Task details — Which lines in the records below include the word "JSON"? Report each of them in full.

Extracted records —
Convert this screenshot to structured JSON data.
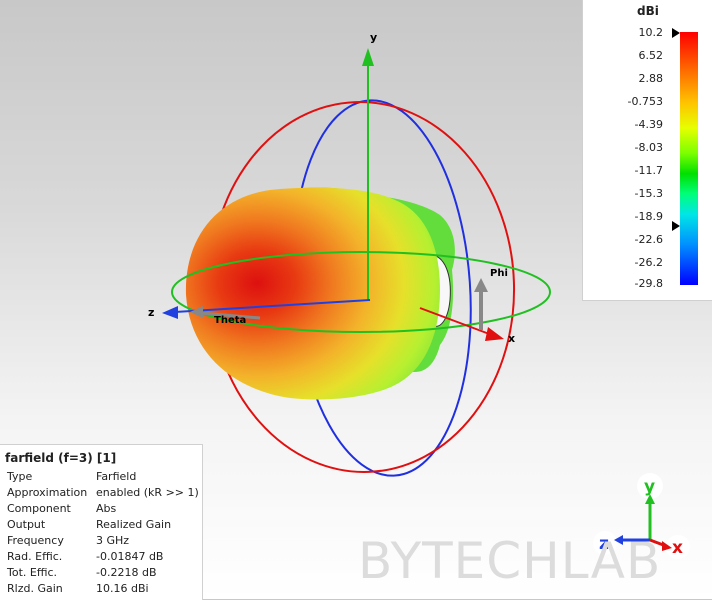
{
  "viewport": {
    "axes": {
      "x": "x",
      "y": "y",
      "z": "z"
    },
    "angle_labels": {
      "theta": "Theta",
      "phi": "Phi"
    }
  },
  "colorbar": {
    "unit": "dBi",
    "ticks": [
      "10.2",
      "6.52",
      "2.88",
      "-0.753",
      "-4.39",
      "-8.03",
      "-11.7",
      "-15.3",
      "-18.9",
      "-22.6",
      "-26.2",
      "-29.8"
    ]
  },
  "info": {
    "title": "farfield (f=3) [1]",
    "rows": [
      {
        "key": "Type",
        "value": "Farfield"
      },
      {
        "key": "Approximation",
        "value": "enabled (kR >> 1)"
      },
      {
        "key": "Component",
        "value": "Abs"
      },
      {
        "key": "Output",
        "value": "Realized Gain"
      },
      {
        "key": "Frequency",
        "value": "3 GHz"
      },
      {
        "key": "Rad. Effic.",
        "value": "-0.01847 dB"
      },
      {
        "key": "Tot. Effic.",
        "value": "-0.2218 dB"
      },
      {
        "key": "Rlzd. Gain",
        "value": "10.16 dBi"
      }
    ]
  },
  "orientation": {
    "y": "y",
    "z": "z",
    "x": "x"
  },
  "watermark": "BYTECHLAB",
  "colors": {
    "x_axis": "#e01010",
    "y_axis": "#10c010",
    "z_axis": "#2040e0"
  }
}
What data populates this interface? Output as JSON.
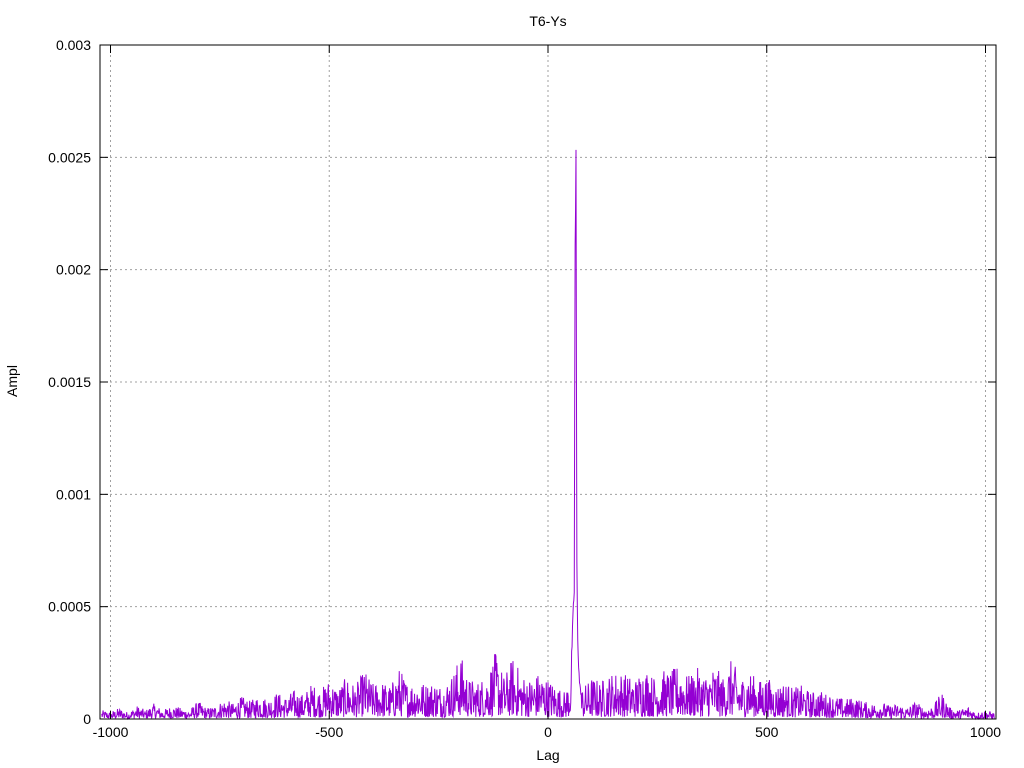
{
  "chart_data": {
    "type": "line",
    "title": "T6-Ys",
    "xlabel": "Lag",
    "ylabel": "Ampl",
    "xlim": [
      -1024,
      1024
    ],
    "ylim": [
      0,
      0.003
    ],
    "grid": true,
    "line_color": "#9400d3",
    "x_ticks": [
      {
        "value": -1000,
        "label": "-1000"
      },
      {
        "value": -500,
        "label": "-500"
      },
      {
        "value": 0,
        "label": "0"
      },
      {
        "value": 500,
        "label": "500"
      },
      {
        "value": 1000,
        "label": "1000"
      }
    ],
    "y_ticks": [
      {
        "value": 0,
        "label": "0"
      },
      {
        "value": 0.0005,
        "label": "0.0005"
      },
      {
        "value": 0.001,
        "label": "0.001"
      },
      {
        "value": 0.0015,
        "label": "0.0015"
      },
      {
        "value": 0.002,
        "label": "0.002"
      },
      {
        "value": 0.0025,
        "label": "0.0025"
      },
      {
        "value": 0.003,
        "label": "0.003"
      }
    ],
    "series": [
      {
        "x": [
          -1020,
          -1000,
          -980,
          -960,
          -940,
          -920,
          -900,
          -880,
          -860,
          -840,
          -820,
          -800,
          -780,
          -760,
          -740,
          -720,
          -700,
          -680,
          -660,
          -640,
          -620,
          -600,
          -580,
          -560,
          -540,
          -520,
          -500,
          -480,
          -460,
          -440,
          -420,
          -400,
          -380,
          -360,
          -340,
          -320,
          -300,
          -280,
          -260,
          -240,
          -220,
          -200,
          -180,
          -160,
          -140,
          -120,
          -100,
          -80,
          -60,
          -40,
          -20,
          0,
          20,
          40,
          50,
          55,
          60,
          62,
          64,
          66,
          68,
          70,
          72,
          74,
          76,
          80,
          90,
          100,
          120,
          140,
          160,
          180,
          200,
          220,
          240,
          260,
          280,
          300,
          320,
          340,
          360,
          380,
          400,
          420,
          440,
          460,
          480,
          500,
          520,
          540,
          560,
          580,
          600,
          620,
          640,
          660,
          680,
          700,
          720,
          740,
          760,
          780,
          800,
          820,
          840,
          860,
          880,
          900,
          920,
          940,
          960,
          980,
          1000,
          1020
        ],
        "y": [
          4e-05,
          3e-05,
          5e-05,
          3e-05,
          6e-05,
          4e-05,
          7e-05,
          4e-05,
          6e-05,
          5e-05,
          4e-05,
          8e-05,
          5e-05,
          6e-05,
          9e-05,
          7e-05,
          0.0001,
          8e-05,
          0.00011,
          9e-05,
          0.00012,
          0.0001,
          0.00013,
          0.00011,
          0.00016,
          0.00013,
          0.00018,
          0.00014,
          0.00019,
          0.00015,
          0.00022,
          0.00016,
          0.00017,
          0.00015,
          0.00023,
          0.00016,
          0.00018,
          0.00016,
          0.00017,
          0.00015,
          0.0002,
          0.00029,
          0.00018,
          0.00017,
          0.0002,
          0.0003,
          0.00019,
          0.00028,
          0.0002,
          0.00018,
          0.00021,
          0.00018,
          0.00015,
          0.00012,
          0.0002,
          0.00036,
          0.00063,
          0.0023,
          0.00258,
          0.00072,
          0.0004,
          0.00025,
          0.00018,
          0.00014,
          0.00012,
          0.00015,
          0.00016,
          0.00019,
          0.00017,
          0.0002,
          0.00022,
          0.0002,
          0.00018,
          0.00024,
          0.00019,
          0.00022,
          0.00021,
          0.00025,
          0.00019,
          0.00023,
          0.0002,
          0.00024,
          0.00019,
          0.00027,
          0.00018,
          0.00022,
          0.00017,
          0.00019,
          0.00015,
          0.00017,
          0.00014,
          0.00015,
          0.00012,
          0.00013,
          0.00011,
          0.0001,
          9e-05,
          0.0001,
          8e-05,
          7e-05,
          8e-05,
          6e-05,
          7e-05,
          5e-05,
          8e-05,
          5e-05,
          6e-05,
          0.00012,
          5e-05,
          4e-05,
          6e-05,
          3e-05,
          4e-05,
          3e-05
        ]
      }
    ]
  }
}
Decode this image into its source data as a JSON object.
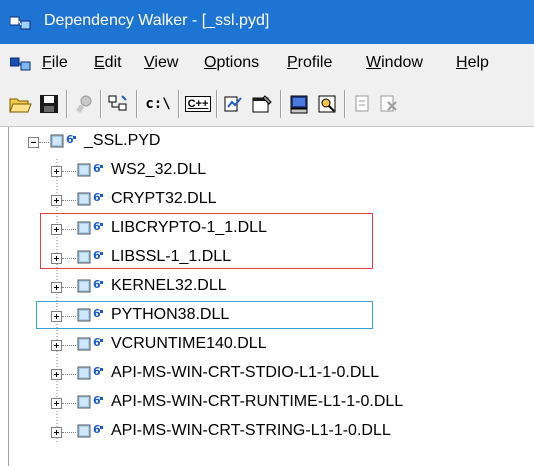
{
  "window": {
    "title": "Dependency Walker - [_ssl.pyd]"
  },
  "menu": {
    "items": [
      {
        "label": "File",
        "u": "F",
        "rest": "ile"
      },
      {
        "label": "Edit",
        "u": "E",
        "rest": "dit"
      },
      {
        "label": "View",
        "u": "V",
        "rest": "iew"
      },
      {
        "label": "Options",
        "u": "O",
        "rest": "ptions"
      },
      {
        "label": "Profile",
        "u": "P",
        "rest": "rofile"
      },
      {
        "label": "Window",
        "u": "W",
        "rest": "indow"
      },
      {
        "label": "Help",
        "u": "H",
        "rest": "elp"
      }
    ]
  },
  "toolbar": {
    "icons": [
      "open-folder-icon",
      "save-icon",
      "find-icon",
      "view-full-paths-icon",
      "cpp-undecorate-icon",
      "auto-expand-icon",
      "properties-icon",
      "system-info-icon",
      "find-module-icon",
      "copy-icon",
      "close-icon"
    ],
    "fullpaths_label": "c:\\",
    "cpp_label": "C++"
  },
  "tree": {
    "root": "_SSL.PYD",
    "children": [
      "WS2_32.DLL",
      "CRYPT32.DLL",
      "LIBCRYPTO-1_1.DLL",
      "LIBSSL-1_1.DLL",
      "KERNEL32.DLL",
      "PYTHON38.DLL",
      "VCRUNTIME140.DLL",
      "API-MS-WIN-CRT-STDIO-L1-1-0.DLL",
      "API-MS-WIN-CRT-RUNTIME-L1-1-0.DLL",
      "API-MS-WIN-CRT-STRING-L1-1-0.DLL"
    ]
  },
  "colors": {
    "titlebar": "#1e74d2",
    "highlight_red": "#e04040",
    "highlight_blue": "#3aa0d8"
  }
}
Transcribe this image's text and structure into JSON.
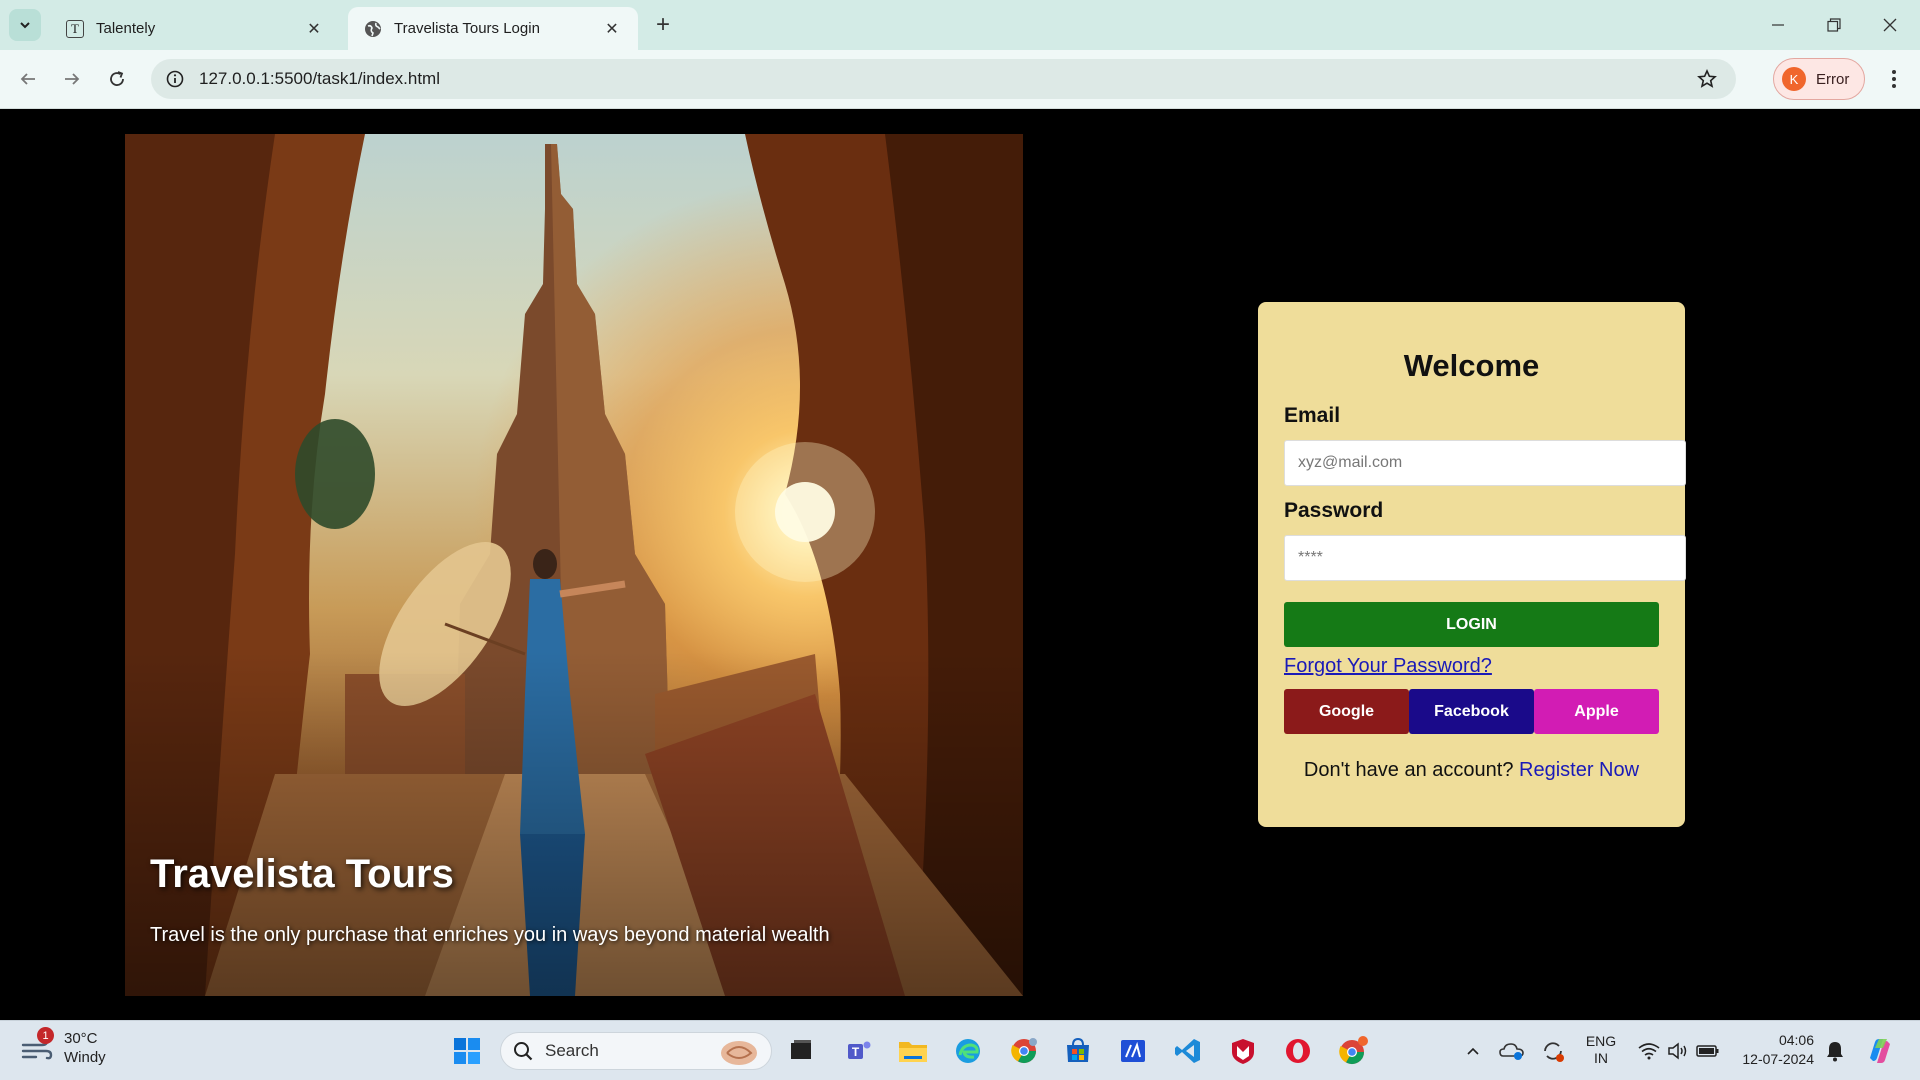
{
  "browser": {
    "tabs": [
      {
        "title": "Talentely",
        "favicon": "T"
      },
      {
        "title": "Travelista Tours Login"
      }
    ],
    "url": "127.0.0.1:5500/task1/index.html",
    "profile": {
      "initial": "K",
      "label": "Error"
    }
  },
  "hero": {
    "title": "Travelista Tours",
    "tagline": "Travel is the only purchase that enriches you in ways beyond material wealth"
  },
  "login": {
    "heading": "Welcome",
    "email_label": "Email",
    "email_placeholder": "xyz@mail.com",
    "password_label": "Password",
    "password_placeholder": "****",
    "login_button": "LOGIN",
    "forgot_link": "Forgot Your Password?",
    "social": [
      {
        "label": "Google",
        "color": "#8b1a1a"
      },
      {
        "label": "Facebook",
        "color": "#1a0a8a"
      },
      {
        "label": "Apple",
        "color": "#d21cb4"
      }
    ],
    "register_prompt": "Don't have an account?",
    "register_link": "Register Now",
    "colors": {
      "card": "#efdd9a",
      "login_button": "#157a16",
      "link": "#1a1ab8"
    }
  },
  "taskbar": {
    "weather": {
      "temp": "30°C",
      "condition": "Windy",
      "badge": "1"
    },
    "search_label": "Search",
    "language": {
      "line1": "ENG",
      "line2": "IN"
    },
    "time": "04:06",
    "date": "12-07-2024"
  }
}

Answer box —
Convert this screenshot to structured JSON data.
What data populates this interface? Output as JSON.
Decode this image into its source data as a JSON object.
Transcribe this image's text and structure into JSON.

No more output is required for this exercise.